Week in Rapp
Item 1: So Madonna has signed a big-dough deal with the concert
promoter Live Nation, that supposedly encompasses all of her
showbiz biz. Some newspaper in Chicago reported this under
the headline “New Madonna Deal About More than Music.” Which
raises the question: When has any Madonna deal ever been about
music? When has Madonna herself ever been about music, even
when whatever it was she was having other people make for
her in recording studios was treated, occasionally, as music?
Item 2: The media’s treatment of the disaster in San Diego
has been predictably dismal. Monday night, CNN’s Anderson
Cooper came the closest to actually covering the disaster,
although he spent as much time shilling his global-warming
special as he did describing the accelerating, out-of-control
matrix of fires. (“Many believe these fires are the result
of global climate changes. Starting tomorrow we’ll be looking
at that . . . ”) CNN’s Nancy Grace spent her hour raving about
some infant skeleton found in a shoebox in somebody’s attic.
Also on CNN, neocon doofus Glenn Beck was trying to explain
what he meant when he said that a lot of people who hate America
were losing their homes from the fires. CNN still believes
that it should compete with Fox by having this utter moron
on the air. Disgusting. Meantime, while the Santa Ana winds
were wiping out entire neighborhoods just north of San Diego,
MSNBC was showing yet another installment of its To Catch
a Predator series—you know, where they entrap perverts to
show up in a suburban house with an online promise of a tryst
with a teenager? This show has long stopped being a cautionary
tale for parents of teenagers. It’s a lascivious game show
with no winners.
As my brother lives in the line of the fires north of San
Diego, I was particularly keen to know what was going on.
I found the local NPR outlet, KPBS, doing a fabulous job,
staying live and reporting 24/7 over a stream on the Web.
Incredibly, KPBS’s transmitter was burned up, knocking it
off the air, until a classic-rock station lent KPBS its frequency.
Not only was the broadcasting incredibly thorough, but the
station posted an interactive Google map that was packed with
up-to-date information about fire lines, closed roads, and
evacuation centers. Also, the station had an up-to-the-second
mini-blog, courtesy of the blogging site Twitter, where announcements
were posted. It worked great. Occasionally, amid the growing
disaster, a glimmer of hilarity would come through, like the
reporter who was complaining that a lot of the downtown Starbucks
were closed (there was some question as to whether the stores
had temporarily relocated to serve free coffee at the evacuation
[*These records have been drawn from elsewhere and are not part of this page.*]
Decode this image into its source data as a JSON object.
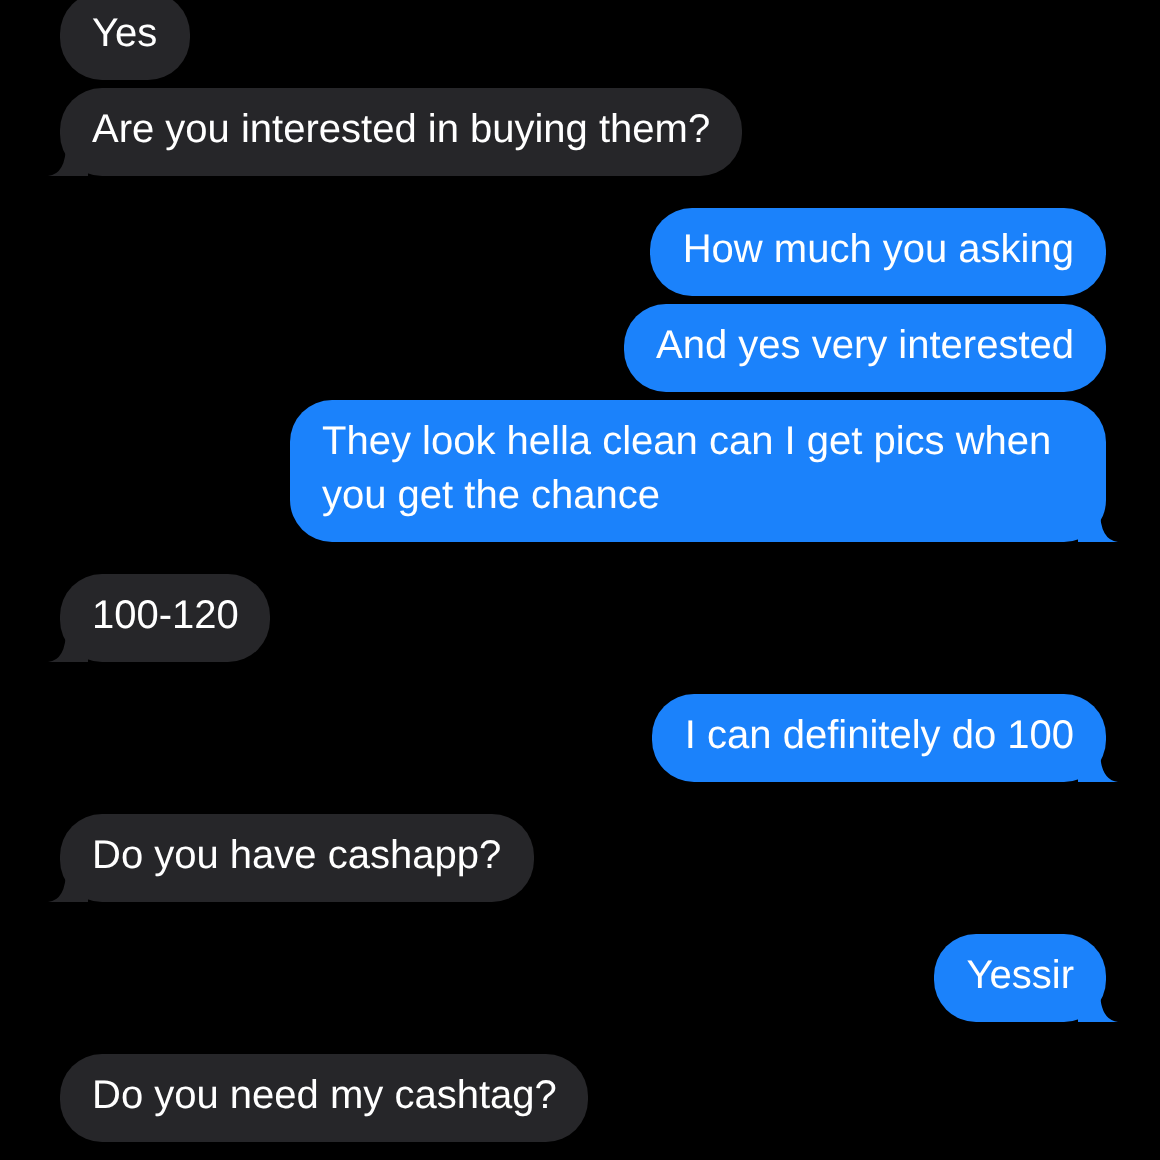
{
  "messages": [
    {
      "kind": "received",
      "text": "Yes",
      "tail": false
    },
    {
      "kind": "received",
      "text": "Are you interested in buying them?",
      "tail": true
    },
    {
      "kind": "sent",
      "text": "How much you asking",
      "tail": false
    },
    {
      "kind": "sent",
      "text": "And yes very interested",
      "tail": false
    },
    {
      "kind": "sent",
      "text": "They look hella clean can I get pics when you get the chance",
      "tail": true
    },
    {
      "kind": "received",
      "text": "100-120",
      "tail": true
    },
    {
      "kind": "sent",
      "text": "I can definitely do 100",
      "tail": true
    },
    {
      "kind": "received",
      "text": "Do you have cashapp?",
      "tail": true
    },
    {
      "kind": "sent",
      "text": "Yessir",
      "tail": true
    },
    {
      "kind": "received",
      "text": "Do you need my cashtag?",
      "tail": false
    }
  ]
}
centers), and the dude who called up asking the anchors for
a surf report. He was told to wear a face mask while surfing,
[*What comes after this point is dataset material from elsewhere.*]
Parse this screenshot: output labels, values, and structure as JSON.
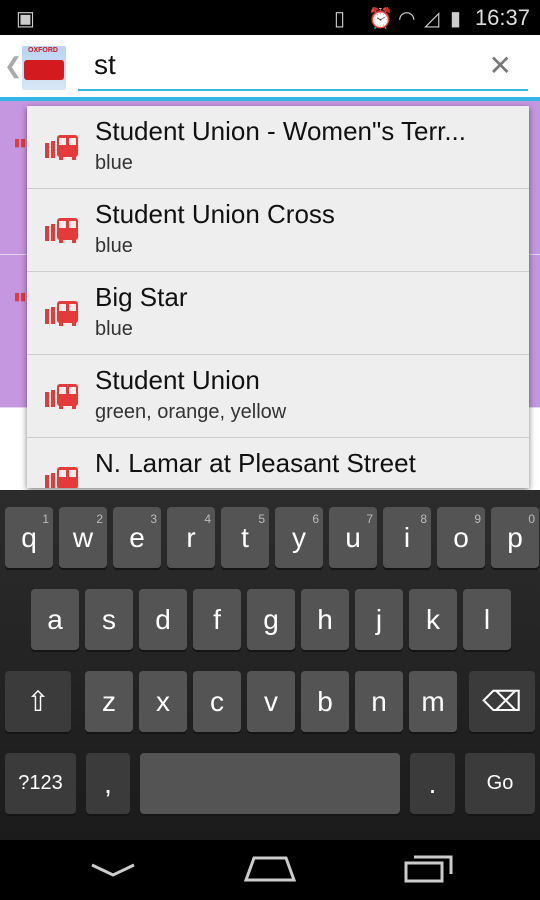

as the dense smoke was blowing straight out to sea.
Item 3: Three out of four major labels announced their latest
gambit to beat up Apple and, oh yeah, to combat piracy, too.
It’s not final yet, not even close, but it’s gonna be called
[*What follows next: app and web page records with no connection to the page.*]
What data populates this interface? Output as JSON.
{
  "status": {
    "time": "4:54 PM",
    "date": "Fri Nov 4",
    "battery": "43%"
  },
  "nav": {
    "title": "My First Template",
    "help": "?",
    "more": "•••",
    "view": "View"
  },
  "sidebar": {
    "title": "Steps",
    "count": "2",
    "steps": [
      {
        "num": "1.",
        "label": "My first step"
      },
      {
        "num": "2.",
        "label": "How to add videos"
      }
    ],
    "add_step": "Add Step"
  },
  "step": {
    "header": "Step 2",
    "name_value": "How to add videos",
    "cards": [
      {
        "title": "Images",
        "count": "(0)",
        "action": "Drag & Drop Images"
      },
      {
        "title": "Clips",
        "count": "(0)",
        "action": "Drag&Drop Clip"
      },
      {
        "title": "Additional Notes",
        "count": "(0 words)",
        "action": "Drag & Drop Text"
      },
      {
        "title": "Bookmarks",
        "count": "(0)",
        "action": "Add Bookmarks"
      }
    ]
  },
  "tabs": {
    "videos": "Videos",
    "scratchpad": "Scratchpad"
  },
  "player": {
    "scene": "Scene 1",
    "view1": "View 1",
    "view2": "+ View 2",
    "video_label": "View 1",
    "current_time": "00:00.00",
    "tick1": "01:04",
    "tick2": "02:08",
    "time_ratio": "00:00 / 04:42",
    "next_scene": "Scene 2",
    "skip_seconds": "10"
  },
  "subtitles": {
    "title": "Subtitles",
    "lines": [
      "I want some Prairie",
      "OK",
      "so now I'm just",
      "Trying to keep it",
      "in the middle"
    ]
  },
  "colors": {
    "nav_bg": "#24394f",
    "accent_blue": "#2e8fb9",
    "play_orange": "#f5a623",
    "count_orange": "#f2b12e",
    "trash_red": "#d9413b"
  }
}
TotalMusic. The deal is you’ll be able to buy a special digital
music player (most definitely not the iPod; one of the pretenders)
that will allow you to download an unlimited number of songs.
Forever. The mark-up on the music player will be about $90,
based on a $5 per month subscription over an estimated average
device life of 18 months. The labels will likely partner with
a telephone company for the download logistics.
This too will fail, if it ever, in fact, gets off the ground
(anybody remember the Strategic Digital Music Initiative?).
First, the labels will restrict the music with so much DRM
that no sane person will be interested in owning it. I doubt
that music will be downloadable off the device, so forget
about backing up, burning discs, or any multi-platform use
of your music. In other words, it won’t really be your music.
Second, it’ll be marketed badly, and will never grab the iPod’s
cache, even if it’s a bargain. Apple not only sells the cool
devices, it does so in a cool way, like by making Feist’s
“1234” a bona-fide hit by using it in an advertisement. The
TotalMusic thing, if it comes to pass, will be forced on us
with bad commercials and phony “grassroots” viral Internet
campaigns. And all those media-literacy classes our kids have
taken will pay off, with interest. We’ll all just walk away.
Rapp is an intellectual-property lawyer with offices in Albany
and Housatonic, Mass. He teaches art-and-entertainment law
at Albany Law School, and regularly appears as part of the
Copyright Forum on WAMC’s Vox Pop. Contact info can
be found at www.paul rapp.com.